* _Entries supplied_
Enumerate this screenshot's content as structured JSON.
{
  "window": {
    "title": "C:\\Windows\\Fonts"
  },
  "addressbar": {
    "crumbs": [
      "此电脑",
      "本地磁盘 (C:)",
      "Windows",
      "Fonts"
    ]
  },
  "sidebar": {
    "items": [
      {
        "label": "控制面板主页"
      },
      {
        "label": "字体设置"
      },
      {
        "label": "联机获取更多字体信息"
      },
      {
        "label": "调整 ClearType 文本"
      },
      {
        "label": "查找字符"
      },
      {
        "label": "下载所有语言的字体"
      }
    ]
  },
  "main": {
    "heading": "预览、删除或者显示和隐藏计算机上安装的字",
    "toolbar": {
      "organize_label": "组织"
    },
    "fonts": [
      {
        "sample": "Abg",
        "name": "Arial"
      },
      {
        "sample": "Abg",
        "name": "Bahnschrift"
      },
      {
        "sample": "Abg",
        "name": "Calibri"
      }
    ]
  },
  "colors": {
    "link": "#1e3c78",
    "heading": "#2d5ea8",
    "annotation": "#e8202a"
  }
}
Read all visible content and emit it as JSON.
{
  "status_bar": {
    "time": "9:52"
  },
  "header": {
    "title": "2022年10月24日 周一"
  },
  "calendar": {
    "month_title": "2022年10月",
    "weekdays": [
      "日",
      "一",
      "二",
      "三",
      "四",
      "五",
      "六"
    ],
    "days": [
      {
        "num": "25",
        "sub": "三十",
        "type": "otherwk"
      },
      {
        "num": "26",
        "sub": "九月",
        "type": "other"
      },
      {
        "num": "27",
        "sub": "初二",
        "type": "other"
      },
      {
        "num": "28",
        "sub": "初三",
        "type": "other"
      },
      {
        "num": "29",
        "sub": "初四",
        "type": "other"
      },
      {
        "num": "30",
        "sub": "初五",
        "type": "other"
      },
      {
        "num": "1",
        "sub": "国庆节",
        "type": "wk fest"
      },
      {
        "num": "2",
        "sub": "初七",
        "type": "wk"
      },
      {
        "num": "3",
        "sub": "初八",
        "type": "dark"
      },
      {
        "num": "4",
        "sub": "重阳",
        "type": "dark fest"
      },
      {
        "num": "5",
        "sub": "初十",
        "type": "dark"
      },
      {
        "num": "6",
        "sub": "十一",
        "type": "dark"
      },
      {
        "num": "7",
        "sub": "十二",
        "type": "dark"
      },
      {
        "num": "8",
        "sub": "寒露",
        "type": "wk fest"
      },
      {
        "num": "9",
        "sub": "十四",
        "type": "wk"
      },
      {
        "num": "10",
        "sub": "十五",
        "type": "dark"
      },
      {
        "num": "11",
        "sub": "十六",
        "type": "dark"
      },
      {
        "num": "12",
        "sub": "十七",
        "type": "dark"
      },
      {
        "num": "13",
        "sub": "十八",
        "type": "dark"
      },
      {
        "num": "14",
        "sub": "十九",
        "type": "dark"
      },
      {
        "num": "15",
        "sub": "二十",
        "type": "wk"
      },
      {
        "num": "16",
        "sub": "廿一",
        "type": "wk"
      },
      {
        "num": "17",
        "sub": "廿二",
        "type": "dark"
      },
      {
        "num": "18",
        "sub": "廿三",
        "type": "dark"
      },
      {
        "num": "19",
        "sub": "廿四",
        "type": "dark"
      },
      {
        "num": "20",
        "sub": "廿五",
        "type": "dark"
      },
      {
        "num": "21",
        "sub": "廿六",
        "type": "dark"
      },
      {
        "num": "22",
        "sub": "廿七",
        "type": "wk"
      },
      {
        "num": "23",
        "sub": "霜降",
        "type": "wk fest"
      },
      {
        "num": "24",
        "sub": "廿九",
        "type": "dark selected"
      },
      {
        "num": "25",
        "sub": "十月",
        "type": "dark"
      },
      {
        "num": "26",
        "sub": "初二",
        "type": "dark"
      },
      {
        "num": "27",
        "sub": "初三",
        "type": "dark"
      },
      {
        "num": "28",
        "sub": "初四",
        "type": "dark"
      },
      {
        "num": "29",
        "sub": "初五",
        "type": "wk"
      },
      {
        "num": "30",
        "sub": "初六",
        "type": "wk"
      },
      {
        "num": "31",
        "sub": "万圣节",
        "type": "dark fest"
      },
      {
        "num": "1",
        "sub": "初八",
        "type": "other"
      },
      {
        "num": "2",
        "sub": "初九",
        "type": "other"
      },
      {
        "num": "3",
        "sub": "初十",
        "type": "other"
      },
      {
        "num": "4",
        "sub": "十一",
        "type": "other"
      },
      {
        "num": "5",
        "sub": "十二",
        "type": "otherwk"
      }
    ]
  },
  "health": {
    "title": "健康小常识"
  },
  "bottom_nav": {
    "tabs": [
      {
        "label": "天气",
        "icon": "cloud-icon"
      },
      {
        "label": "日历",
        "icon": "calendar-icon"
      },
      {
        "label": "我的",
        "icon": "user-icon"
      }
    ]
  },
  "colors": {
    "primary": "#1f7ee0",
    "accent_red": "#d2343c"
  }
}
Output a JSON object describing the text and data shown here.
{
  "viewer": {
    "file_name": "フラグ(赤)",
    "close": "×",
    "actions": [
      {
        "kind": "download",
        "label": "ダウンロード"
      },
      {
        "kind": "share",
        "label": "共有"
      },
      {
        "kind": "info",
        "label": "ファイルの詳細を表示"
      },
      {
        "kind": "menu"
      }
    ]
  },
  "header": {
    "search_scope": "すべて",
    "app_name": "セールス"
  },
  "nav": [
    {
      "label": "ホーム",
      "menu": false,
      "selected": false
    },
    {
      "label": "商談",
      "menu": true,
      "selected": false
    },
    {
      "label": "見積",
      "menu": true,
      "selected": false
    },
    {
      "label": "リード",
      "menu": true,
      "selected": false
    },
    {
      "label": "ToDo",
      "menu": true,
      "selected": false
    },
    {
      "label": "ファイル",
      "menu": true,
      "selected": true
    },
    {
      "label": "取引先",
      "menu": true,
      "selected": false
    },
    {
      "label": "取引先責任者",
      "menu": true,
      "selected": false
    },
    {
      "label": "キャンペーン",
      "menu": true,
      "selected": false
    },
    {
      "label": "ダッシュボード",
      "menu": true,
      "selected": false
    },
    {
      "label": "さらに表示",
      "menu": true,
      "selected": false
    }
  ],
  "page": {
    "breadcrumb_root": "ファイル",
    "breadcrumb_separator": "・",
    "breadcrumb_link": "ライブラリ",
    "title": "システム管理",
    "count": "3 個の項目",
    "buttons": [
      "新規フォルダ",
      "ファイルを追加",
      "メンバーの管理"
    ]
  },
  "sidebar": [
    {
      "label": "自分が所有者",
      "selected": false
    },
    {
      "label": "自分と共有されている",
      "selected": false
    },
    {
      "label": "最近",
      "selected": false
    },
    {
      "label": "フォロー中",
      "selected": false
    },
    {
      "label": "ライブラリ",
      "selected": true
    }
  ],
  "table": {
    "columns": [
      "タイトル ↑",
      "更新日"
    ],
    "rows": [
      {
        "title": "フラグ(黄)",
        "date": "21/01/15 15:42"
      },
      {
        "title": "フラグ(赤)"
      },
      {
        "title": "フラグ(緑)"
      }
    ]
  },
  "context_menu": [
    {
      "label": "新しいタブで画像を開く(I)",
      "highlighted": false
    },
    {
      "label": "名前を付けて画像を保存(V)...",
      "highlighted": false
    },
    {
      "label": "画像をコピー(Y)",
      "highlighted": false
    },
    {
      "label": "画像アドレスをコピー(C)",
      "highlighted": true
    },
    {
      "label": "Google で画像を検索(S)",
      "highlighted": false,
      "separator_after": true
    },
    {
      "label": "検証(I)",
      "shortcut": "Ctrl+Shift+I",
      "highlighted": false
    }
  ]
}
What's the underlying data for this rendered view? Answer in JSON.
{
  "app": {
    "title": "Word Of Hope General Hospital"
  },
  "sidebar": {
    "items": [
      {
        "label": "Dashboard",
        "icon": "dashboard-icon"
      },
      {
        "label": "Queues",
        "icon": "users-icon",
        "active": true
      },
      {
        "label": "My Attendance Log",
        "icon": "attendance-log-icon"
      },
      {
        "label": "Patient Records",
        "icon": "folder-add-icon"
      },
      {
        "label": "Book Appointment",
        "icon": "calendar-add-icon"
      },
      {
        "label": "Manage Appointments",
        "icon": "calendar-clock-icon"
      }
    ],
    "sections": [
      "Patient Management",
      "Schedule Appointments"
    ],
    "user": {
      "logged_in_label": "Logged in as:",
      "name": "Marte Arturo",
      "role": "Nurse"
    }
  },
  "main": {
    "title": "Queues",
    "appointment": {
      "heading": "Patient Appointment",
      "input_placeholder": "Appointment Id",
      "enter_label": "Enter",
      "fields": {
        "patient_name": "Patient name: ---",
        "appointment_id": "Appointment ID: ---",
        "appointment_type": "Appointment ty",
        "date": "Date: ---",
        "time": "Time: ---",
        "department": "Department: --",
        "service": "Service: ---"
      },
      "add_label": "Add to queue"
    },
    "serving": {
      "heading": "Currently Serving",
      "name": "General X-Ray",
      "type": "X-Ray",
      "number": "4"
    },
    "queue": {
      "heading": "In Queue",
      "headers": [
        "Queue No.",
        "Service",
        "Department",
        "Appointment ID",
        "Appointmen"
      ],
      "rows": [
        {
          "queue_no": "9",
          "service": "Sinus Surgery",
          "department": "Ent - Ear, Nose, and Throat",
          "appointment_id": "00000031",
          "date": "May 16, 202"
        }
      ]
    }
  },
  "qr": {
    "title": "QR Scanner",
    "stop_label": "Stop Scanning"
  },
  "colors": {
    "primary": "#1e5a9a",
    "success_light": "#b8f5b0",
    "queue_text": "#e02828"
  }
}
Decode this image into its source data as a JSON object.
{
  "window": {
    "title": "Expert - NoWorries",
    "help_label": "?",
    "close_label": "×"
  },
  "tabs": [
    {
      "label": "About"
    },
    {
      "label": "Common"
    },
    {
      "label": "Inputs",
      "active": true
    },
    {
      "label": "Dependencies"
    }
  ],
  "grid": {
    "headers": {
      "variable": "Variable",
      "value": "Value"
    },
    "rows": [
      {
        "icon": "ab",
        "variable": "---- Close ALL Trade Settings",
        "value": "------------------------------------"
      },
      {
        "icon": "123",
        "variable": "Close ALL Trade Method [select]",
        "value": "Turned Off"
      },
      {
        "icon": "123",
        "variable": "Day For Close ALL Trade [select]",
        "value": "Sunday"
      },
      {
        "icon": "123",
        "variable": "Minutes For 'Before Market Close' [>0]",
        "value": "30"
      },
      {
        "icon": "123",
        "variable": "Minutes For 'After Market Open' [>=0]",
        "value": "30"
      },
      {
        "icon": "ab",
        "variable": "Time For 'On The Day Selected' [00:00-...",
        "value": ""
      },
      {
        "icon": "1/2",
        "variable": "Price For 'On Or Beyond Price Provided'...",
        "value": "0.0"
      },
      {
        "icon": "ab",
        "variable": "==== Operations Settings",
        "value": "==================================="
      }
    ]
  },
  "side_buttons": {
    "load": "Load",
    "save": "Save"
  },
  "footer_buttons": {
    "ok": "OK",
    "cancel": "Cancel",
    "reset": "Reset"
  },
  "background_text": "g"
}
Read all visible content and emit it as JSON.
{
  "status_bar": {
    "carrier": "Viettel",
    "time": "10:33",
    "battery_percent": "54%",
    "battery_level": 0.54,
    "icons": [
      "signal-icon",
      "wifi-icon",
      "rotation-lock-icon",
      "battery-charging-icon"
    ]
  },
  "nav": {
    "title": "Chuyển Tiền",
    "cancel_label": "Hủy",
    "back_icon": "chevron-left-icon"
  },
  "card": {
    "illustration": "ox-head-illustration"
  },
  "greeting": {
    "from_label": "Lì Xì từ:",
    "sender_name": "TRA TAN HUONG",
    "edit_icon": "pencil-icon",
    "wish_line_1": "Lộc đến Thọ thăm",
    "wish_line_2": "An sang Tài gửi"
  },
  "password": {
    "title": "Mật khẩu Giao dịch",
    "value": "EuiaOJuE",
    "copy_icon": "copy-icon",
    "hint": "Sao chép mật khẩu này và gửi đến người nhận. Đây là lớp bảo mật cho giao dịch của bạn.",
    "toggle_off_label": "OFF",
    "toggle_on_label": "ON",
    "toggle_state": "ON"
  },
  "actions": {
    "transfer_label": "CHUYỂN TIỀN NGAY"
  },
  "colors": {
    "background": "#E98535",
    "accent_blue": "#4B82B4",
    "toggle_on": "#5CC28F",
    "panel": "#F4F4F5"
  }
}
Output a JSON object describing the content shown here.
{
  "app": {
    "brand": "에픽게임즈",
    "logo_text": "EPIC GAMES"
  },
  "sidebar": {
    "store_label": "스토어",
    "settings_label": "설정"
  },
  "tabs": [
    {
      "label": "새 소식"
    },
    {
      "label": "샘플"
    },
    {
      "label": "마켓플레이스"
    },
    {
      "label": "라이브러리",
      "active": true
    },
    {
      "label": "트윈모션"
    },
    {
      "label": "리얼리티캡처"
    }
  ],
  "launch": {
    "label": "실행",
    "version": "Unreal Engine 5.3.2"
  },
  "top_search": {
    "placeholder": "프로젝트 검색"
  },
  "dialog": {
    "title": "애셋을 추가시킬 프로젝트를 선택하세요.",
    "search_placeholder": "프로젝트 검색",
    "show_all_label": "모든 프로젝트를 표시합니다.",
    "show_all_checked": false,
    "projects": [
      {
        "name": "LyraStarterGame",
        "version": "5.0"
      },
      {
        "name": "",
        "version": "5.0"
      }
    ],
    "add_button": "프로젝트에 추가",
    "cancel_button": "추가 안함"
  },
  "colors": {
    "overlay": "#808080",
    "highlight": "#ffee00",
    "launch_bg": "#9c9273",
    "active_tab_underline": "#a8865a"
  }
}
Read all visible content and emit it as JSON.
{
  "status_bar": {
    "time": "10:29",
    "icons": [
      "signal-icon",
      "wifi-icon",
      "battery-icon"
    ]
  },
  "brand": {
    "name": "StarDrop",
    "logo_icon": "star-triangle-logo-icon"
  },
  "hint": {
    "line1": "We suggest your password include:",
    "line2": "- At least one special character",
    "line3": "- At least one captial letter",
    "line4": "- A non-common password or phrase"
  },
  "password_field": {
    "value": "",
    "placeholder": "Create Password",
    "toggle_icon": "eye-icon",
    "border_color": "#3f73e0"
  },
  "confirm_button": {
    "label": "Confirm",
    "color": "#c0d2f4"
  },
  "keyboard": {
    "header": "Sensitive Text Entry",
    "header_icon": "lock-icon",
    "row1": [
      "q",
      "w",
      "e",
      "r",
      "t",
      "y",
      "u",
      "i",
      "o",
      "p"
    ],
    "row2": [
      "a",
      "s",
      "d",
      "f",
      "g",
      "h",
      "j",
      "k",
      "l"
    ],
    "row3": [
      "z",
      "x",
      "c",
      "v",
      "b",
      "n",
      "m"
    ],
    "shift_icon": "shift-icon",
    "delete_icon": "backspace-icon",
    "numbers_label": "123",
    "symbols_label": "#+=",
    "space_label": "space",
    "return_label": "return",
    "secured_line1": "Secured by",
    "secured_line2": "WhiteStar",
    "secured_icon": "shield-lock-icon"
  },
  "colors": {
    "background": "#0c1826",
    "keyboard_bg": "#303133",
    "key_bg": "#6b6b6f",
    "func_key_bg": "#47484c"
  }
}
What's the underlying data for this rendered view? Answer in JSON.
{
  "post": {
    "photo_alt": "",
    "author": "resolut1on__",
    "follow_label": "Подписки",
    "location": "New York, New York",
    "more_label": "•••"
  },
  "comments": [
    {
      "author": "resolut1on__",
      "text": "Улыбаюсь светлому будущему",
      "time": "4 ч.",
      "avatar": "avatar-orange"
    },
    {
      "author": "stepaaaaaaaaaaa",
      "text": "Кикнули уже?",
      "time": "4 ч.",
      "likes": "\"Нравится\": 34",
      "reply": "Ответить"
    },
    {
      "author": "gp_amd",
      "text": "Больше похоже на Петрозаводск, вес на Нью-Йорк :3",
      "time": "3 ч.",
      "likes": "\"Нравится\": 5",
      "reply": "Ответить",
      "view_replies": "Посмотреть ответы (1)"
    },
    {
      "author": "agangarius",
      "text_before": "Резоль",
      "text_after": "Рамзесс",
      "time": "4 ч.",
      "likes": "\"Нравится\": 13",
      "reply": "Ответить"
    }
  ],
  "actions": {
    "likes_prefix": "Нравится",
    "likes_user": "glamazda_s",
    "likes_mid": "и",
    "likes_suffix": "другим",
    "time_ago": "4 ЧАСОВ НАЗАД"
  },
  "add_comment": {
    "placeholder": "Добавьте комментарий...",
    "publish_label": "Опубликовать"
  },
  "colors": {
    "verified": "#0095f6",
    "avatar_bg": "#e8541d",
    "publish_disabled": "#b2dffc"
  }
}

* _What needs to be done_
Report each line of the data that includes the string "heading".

* _Response to the task_
    "heading": "预览、删除或者显示和隐藏计算机上安装的字",
    "heading": "#2d5ea8",
      "heading": "Patient Appointment",
      "heading": "Currently Serving",
      "heading": "In Queue",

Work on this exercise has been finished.